[Description of the task] Please return every line in the following data that includes the string "meta".

[Data extracted from a collection]
__________
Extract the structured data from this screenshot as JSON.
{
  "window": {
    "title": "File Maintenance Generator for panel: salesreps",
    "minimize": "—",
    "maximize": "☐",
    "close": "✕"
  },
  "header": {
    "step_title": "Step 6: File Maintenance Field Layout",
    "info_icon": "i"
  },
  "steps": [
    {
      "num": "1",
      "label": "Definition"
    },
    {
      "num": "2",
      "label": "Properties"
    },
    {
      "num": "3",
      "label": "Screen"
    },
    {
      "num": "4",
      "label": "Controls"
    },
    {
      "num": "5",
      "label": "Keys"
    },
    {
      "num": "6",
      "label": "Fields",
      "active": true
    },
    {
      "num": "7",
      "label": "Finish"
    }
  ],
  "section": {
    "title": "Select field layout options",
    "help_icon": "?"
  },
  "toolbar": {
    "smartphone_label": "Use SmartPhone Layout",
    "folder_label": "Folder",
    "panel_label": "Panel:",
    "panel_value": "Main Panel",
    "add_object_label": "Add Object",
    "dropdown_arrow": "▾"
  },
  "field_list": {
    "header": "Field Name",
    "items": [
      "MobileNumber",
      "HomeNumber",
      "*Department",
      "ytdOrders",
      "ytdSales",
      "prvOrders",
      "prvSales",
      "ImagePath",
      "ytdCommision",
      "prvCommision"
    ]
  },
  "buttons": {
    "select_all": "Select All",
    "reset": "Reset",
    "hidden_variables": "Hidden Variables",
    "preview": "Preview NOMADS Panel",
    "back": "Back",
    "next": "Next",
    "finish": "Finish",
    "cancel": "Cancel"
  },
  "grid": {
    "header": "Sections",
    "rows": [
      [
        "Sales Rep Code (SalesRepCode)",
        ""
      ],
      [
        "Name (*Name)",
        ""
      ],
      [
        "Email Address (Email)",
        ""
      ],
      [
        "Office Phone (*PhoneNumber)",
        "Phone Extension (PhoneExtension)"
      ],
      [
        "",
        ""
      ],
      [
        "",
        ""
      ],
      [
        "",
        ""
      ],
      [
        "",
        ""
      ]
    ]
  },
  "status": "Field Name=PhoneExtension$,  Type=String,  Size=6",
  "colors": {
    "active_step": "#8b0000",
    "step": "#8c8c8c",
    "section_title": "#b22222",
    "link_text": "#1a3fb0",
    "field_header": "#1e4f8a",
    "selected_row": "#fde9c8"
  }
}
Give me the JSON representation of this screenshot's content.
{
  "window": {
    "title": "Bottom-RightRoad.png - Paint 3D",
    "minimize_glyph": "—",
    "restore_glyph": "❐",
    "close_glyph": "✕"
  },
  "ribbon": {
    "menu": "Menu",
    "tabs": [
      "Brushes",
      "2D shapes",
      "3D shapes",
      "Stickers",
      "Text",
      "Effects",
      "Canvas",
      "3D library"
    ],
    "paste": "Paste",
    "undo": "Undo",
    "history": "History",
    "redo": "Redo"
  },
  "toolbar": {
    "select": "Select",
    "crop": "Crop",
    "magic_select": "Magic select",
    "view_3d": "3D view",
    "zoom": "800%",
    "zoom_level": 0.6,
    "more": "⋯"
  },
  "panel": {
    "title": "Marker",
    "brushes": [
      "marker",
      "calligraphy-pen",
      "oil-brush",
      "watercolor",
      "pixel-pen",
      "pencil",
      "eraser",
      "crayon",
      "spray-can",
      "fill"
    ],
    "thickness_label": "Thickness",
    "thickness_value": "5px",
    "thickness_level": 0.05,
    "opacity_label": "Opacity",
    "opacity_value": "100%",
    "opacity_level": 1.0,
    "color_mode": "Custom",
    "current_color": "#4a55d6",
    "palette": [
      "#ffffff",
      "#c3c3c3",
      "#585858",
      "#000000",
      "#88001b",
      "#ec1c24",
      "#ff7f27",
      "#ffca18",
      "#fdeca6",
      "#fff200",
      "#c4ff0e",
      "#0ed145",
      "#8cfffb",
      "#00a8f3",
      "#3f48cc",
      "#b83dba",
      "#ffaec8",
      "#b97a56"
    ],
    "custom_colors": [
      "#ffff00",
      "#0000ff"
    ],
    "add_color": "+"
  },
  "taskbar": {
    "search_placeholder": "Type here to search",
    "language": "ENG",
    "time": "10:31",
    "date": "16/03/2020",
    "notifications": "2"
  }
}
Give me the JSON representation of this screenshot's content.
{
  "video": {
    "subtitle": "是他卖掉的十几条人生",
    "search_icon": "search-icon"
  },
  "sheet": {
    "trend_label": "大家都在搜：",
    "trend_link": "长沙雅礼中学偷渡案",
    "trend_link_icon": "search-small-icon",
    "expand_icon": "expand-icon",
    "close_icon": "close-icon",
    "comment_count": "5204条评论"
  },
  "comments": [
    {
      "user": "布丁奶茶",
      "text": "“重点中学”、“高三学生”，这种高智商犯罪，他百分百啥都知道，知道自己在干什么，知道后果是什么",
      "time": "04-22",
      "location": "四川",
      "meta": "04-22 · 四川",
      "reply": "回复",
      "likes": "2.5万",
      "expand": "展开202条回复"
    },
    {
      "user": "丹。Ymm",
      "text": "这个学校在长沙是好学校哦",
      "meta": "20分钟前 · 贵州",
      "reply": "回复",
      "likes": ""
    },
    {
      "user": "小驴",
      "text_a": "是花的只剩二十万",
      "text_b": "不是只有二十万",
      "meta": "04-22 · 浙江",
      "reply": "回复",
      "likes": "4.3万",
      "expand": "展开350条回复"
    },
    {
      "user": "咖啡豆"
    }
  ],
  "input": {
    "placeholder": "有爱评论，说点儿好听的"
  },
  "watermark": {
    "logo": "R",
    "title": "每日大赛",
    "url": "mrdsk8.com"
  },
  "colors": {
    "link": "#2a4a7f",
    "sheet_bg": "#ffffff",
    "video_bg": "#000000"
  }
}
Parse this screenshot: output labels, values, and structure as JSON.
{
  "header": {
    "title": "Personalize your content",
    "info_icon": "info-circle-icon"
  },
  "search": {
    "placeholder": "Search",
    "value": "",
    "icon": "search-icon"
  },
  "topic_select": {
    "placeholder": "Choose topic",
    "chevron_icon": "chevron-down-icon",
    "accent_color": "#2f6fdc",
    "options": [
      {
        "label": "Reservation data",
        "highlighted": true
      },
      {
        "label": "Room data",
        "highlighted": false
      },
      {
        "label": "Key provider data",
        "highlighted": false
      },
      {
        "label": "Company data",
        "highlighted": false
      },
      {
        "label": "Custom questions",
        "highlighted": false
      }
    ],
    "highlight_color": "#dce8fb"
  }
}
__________
[Response to this exercise]
      "meta": "04-22 · 四川",
      "meta": "20分钟前 · 贵州",
      "meta": "04-22 · 浙江",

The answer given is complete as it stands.